The standard approach to broad topics of inquiry involves narrowly redefining the complex concept of culture into one of its constituent parts, such as religion. Even with this approach, it is difficult to draw conclusions that are consistent throughout history. History seems to offer a piece of counter-evidence for each historical fact in support of a particular theory. Again, the tendency at this point is to further reduce the scope of the initial question to not only a single facet of culture, but also a limited period of time. This approach to broad questions, such as the effect of culture on technology, tends to overemphasize the causal role of cultural factors. Reductionistic theories can be fitted around a constrained set of historical data. This historic fitting imparts a high degree of explanatory power to such theories. However, questions such as the influence of culture on technology are interesting because of their broad nature and defy the neat explanations offered by reductionistic models.

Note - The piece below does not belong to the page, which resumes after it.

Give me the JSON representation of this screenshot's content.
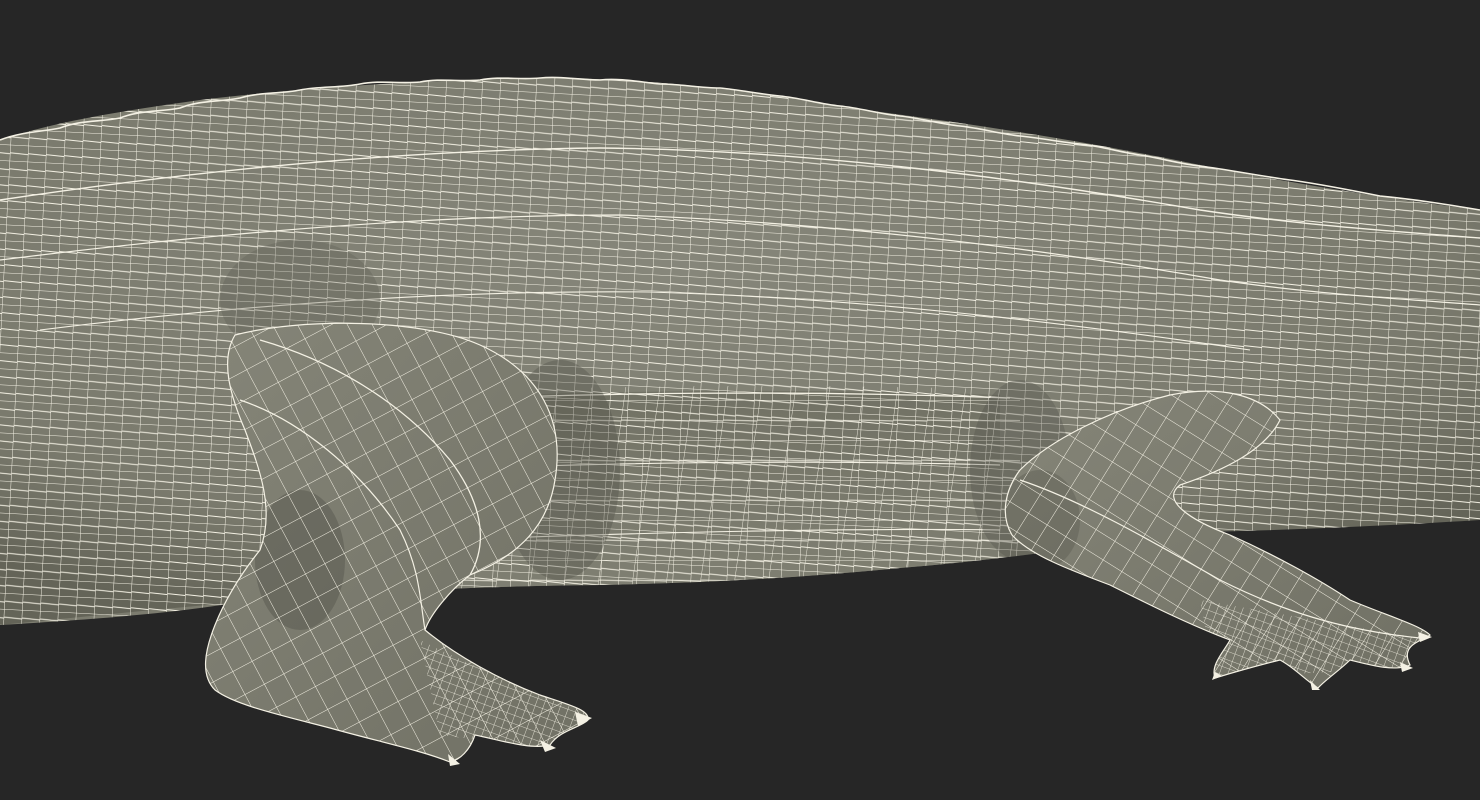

Rather than targeting a specific aspect of culture or time period for analysis, this essay utilizes a more general approach. Under this framework, the concept of culture is treated as an amorphous, single entity rather than being divided into more specific categories. The term culture possesses a remarkable ability to defy clear definition owing to its numerous constituents. Subsequently, this general analysis focuses primarily on the rate of innovation. Instead of attempting to extrapolate shifts in the rate of technological progress due to culture, this model attempts to calculate the extent to which innovation rates can be attributed to cultural influences. The difference is subtle. Typically a reductionistic analysis begins with cultural factors as a given and attempts to explain technological change in terms of these cultural factors. The viewpoint advocated here, begins with the rate of innovation and attempts to deduce how much of the rate can be explained by cultural factors.

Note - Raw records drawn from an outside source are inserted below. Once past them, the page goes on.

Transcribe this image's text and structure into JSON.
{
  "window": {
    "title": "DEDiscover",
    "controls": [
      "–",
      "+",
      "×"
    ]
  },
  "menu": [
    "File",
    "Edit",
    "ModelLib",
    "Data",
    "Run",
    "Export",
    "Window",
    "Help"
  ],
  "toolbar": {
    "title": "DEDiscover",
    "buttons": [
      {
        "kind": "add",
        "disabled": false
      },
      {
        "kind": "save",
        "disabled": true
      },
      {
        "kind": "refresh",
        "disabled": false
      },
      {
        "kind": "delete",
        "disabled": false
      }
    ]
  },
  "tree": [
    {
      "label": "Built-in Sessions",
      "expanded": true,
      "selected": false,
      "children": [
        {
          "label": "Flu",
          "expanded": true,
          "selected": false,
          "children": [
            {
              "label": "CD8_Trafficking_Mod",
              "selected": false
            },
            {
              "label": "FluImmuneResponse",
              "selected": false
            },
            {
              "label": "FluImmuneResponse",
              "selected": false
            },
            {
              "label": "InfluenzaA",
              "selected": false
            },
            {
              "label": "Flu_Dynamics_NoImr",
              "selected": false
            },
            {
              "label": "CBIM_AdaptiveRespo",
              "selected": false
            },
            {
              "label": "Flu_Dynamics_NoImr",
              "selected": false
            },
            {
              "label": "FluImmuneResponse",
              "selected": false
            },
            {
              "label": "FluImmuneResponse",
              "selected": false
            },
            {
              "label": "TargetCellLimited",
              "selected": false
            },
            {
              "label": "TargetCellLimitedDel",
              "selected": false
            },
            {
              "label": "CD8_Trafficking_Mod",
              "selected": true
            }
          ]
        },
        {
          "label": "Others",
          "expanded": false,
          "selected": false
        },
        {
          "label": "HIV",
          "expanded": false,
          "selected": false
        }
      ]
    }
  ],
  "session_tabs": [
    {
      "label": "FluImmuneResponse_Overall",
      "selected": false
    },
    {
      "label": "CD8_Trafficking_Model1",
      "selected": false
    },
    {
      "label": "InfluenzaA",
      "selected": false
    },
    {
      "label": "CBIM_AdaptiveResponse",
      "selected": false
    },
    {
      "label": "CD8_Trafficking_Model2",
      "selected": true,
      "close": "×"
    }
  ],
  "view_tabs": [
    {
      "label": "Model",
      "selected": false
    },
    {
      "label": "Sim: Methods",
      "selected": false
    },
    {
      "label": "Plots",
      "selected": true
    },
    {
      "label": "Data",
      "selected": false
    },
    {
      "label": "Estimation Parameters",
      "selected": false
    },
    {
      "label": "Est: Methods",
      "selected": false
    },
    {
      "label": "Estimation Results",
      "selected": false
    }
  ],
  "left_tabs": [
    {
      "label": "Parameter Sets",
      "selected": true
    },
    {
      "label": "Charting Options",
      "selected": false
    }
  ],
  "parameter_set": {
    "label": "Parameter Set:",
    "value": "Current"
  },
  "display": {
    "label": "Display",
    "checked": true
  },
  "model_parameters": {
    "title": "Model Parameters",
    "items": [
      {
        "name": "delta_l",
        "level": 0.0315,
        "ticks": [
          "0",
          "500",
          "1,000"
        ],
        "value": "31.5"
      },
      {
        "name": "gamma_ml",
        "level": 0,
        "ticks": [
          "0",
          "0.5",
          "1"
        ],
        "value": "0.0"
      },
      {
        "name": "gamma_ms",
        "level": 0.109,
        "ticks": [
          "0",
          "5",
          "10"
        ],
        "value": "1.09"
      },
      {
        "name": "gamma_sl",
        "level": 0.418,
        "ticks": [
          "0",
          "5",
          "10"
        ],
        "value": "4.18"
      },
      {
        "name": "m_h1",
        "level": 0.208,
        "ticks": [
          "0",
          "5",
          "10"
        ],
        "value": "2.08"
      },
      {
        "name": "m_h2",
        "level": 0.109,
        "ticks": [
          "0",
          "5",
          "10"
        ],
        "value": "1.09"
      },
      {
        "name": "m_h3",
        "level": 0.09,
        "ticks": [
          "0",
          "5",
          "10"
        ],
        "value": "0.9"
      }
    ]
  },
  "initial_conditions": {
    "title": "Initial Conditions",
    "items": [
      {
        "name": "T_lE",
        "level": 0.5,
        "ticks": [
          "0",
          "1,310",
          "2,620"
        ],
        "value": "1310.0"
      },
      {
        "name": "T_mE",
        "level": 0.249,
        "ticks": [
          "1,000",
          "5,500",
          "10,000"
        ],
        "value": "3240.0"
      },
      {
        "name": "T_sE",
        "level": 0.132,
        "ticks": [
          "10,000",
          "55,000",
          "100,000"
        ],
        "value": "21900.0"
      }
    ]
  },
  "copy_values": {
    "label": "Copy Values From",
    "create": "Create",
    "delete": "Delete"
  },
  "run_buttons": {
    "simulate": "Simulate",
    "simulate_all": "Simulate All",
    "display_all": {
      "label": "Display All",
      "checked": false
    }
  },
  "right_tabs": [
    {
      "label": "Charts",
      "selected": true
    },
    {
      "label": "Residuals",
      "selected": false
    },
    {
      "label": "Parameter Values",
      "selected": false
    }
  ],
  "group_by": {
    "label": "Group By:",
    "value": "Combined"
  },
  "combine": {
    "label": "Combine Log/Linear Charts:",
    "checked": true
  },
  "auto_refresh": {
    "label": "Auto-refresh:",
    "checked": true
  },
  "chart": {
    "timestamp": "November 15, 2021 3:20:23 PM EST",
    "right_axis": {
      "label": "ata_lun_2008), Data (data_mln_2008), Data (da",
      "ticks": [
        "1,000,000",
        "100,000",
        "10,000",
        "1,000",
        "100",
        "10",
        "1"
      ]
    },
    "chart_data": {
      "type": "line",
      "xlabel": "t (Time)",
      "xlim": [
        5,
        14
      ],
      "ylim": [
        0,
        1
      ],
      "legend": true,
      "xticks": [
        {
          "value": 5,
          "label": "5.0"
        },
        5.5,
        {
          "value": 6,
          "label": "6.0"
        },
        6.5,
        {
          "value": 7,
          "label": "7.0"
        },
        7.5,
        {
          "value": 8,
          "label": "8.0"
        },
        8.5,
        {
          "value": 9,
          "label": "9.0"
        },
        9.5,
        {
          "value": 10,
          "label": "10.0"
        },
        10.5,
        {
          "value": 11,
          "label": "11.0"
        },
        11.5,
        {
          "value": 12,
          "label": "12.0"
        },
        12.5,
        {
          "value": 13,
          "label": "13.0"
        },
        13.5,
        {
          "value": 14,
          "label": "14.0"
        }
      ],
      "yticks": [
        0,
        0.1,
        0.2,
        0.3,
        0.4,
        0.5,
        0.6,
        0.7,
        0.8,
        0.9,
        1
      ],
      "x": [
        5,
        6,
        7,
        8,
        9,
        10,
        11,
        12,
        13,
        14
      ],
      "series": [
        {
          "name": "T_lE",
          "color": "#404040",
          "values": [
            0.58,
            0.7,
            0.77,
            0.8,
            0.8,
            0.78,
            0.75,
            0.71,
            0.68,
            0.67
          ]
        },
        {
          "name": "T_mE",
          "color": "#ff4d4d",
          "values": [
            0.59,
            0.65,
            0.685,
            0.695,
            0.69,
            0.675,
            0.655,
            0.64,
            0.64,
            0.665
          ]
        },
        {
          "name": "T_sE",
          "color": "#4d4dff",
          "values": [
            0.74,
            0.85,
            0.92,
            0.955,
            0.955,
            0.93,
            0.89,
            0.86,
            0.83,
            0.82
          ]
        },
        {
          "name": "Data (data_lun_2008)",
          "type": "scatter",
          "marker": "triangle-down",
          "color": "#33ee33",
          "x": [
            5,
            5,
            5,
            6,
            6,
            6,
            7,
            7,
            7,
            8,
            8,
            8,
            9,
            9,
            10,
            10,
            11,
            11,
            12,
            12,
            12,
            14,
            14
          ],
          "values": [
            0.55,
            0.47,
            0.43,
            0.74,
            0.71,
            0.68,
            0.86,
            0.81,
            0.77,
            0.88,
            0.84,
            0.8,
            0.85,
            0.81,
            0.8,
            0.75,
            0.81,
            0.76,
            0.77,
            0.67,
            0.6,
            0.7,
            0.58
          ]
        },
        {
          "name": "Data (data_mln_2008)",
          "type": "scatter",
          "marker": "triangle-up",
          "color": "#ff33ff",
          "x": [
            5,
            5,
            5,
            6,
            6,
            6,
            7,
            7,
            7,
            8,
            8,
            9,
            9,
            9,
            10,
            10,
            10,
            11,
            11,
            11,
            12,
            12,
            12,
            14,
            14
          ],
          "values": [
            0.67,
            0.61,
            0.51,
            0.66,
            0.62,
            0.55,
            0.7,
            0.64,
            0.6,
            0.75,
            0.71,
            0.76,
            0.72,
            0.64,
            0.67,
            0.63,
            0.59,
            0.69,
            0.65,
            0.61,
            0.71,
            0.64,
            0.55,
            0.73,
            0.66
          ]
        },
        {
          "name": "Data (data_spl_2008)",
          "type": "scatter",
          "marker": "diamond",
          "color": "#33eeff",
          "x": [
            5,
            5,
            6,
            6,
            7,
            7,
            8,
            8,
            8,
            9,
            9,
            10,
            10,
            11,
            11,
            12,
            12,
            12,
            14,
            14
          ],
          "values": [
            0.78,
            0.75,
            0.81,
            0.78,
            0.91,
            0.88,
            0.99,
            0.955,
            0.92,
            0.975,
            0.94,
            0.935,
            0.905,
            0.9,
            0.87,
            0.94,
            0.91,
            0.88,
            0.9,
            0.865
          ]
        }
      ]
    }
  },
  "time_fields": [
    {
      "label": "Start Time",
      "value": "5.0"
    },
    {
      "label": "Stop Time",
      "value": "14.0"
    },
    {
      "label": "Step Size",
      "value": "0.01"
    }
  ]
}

The benefits of this type of general analysis become most apparent when exploring the mechanisms behind the rate of innovation. Innovation is a complex phenomenon involving countless economic, social, political, and cultural variables. On an individual level, the process of invention requires large expenditures of physical and human capital for an uncertain payoff. The incentives for an individual to innovate are determined by the magnitude and possibility of their gains. Not surprisingly, the inventor cannot accurately predict the expected value of his invention nor subsequently allocate his resources effectively. Without the ability to predict the expected value of an invention, it is not far-fetched to assume that inventors rely upon the past success of other inventors as a rough predictor of an invention's expected value. Thus historic innovation fosters future innovation. Joel Mokyr dubbed this positive feedback loop the imitation effect (Mokyr, 255). Mokyr goes on to describe several other types of positive feedback loops inherent in technological progress including chains of inspiration and clustering. These positive feedback loops imply that technologically successful cultures generate high rates of future technological innovation. At this point, the circular logic prevents differentiating between the causal effects of cultural variables on innovation rates with positive feedback generated by mechanisms such as the imitation effect.
The primary conclusion stemming from this general analysis framework states that the rate of innovation is determined by countless factors including past technological performance. The unknown interaction between the variables and the existence of feedback loops effectively mask the influence of culture on technology. Redefining culture more narrowly or limiting the analyzed time period merely provides the impression of historical accuracy. Effectively isolating the effects of an independent variable, in this case culture or a narrow aspect of culture, proves to be impossible as long as the dependent variable, rates of technological progress, contains complex elements of uncertain magnitude. Accordingly, an attempt to define the influence of culture on technology, through a reductionistic framework, risks misattributing changes in innovation to cultural factors.